Description of the task ::
Please copy out every line in the records below that includes the word "Офис".

Component data from apps and pages ::
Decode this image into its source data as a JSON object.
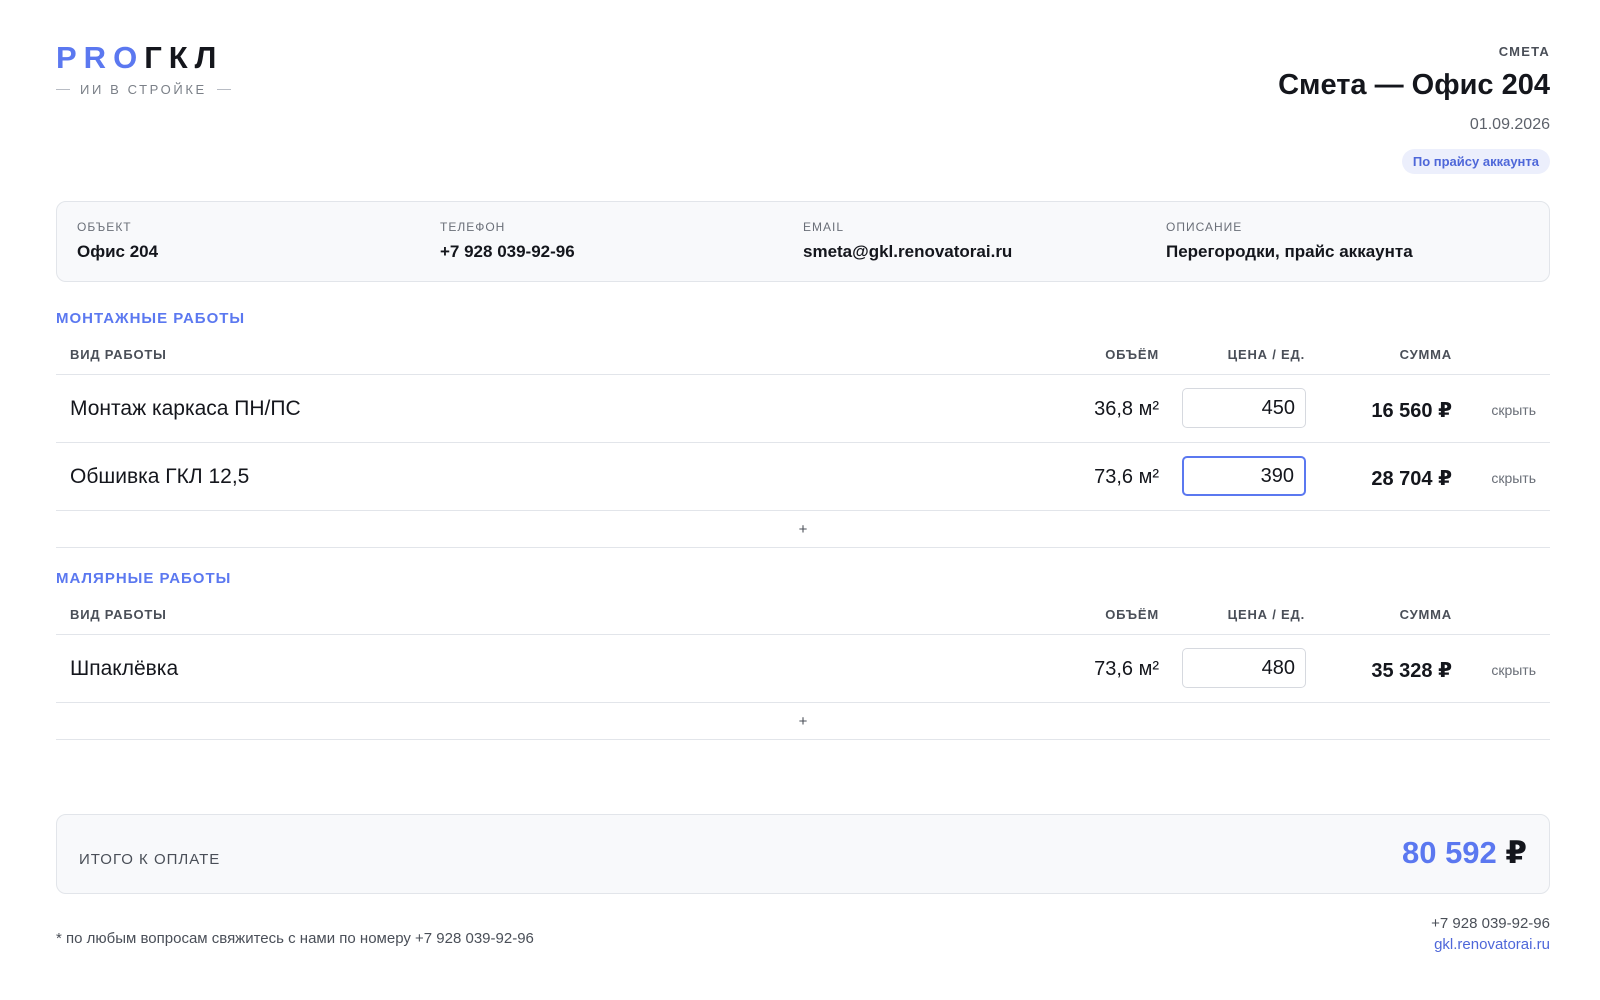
{
  "brand": {
    "pro": "PRO",
    "gkl": "ГКЛ",
    "tagline": "ИИ В СТРОЙКЕ"
  },
  "header": {
    "kind": "СМЕТА",
    "title": "Смета — Офис 204",
    "date": "01.09.2026",
    "badge": "По прайсу аккаунта"
  },
  "info": {
    "object_label": "ОБЪЕКТ",
    "object_value": "Офис 204",
    "phone_label": "ТЕЛЕФОН",
    "phone_value": "+7 928 039-92-96",
    "email_label": "EMAIL",
    "email_value": "smeta@gkl.renovatorai.ru",
    "desc_label": "ОПИСАНИЕ",
    "desc_value": "Перегородки, прайс аккаунта"
  },
  "columns": {
    "work": "ВИД РАБОТЫ",
    "volume": "ОБЪЁМ",
    "price": "ЦЕНА / ЕД.",
    "sum": "СУММА"
  },
  "sections": [
    {
      "title": "МОНТАЖНЫЕ РАБОТЫ",
      "rows": [
        {
          "name": "Монтаж каркаса ПН/ПС",
          "volume": "36,8 м²",
          "price": "450",
          "sum": "16 560 ₽",
          "hide": "скрыть"
        },
        {
          "name": "Обшивка ГКЛ 12,5",
          "volume": "73,6 м²",
          "price": "390",
          "sum": "28 704 ₽",
          "hide": "скрыть"
        }
      ],
      "add": "+"
    },
    {
      "title": "МАЛЯРНЫЕ РАБОТЫ",
      "rows": [
        {
          "name": "Шпаклёвка",
          "volume": "73,6 м²",
          "price": "480",
          "sum": "35 328 ₽",
          "hide": "скрыть"
        }
      ],
      "add": "+"
    }
  ],
  "total": {
    "label": "ИТОГО К ОПЛАТЕ",
    "amount": "80 592",
    "currency": "₽"
  },
  "footer": {
    "note": "* по любым вопросам свяжитесь с нами по номеру +7 928 039-92-96",
    "phone": "+7 928 039-92-96",
    "site": "gkl.renovatorai.ru"
  },
  "colors": {
    "accent": "#5b78f0",
    "text": "#14161c",
    "muted": "#4a4f58",
    "border": "#e2e5ea"
  }
}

Result for this exercise ::
    "title": "Смета — Офис 204",
    "object_value": "Офис 204",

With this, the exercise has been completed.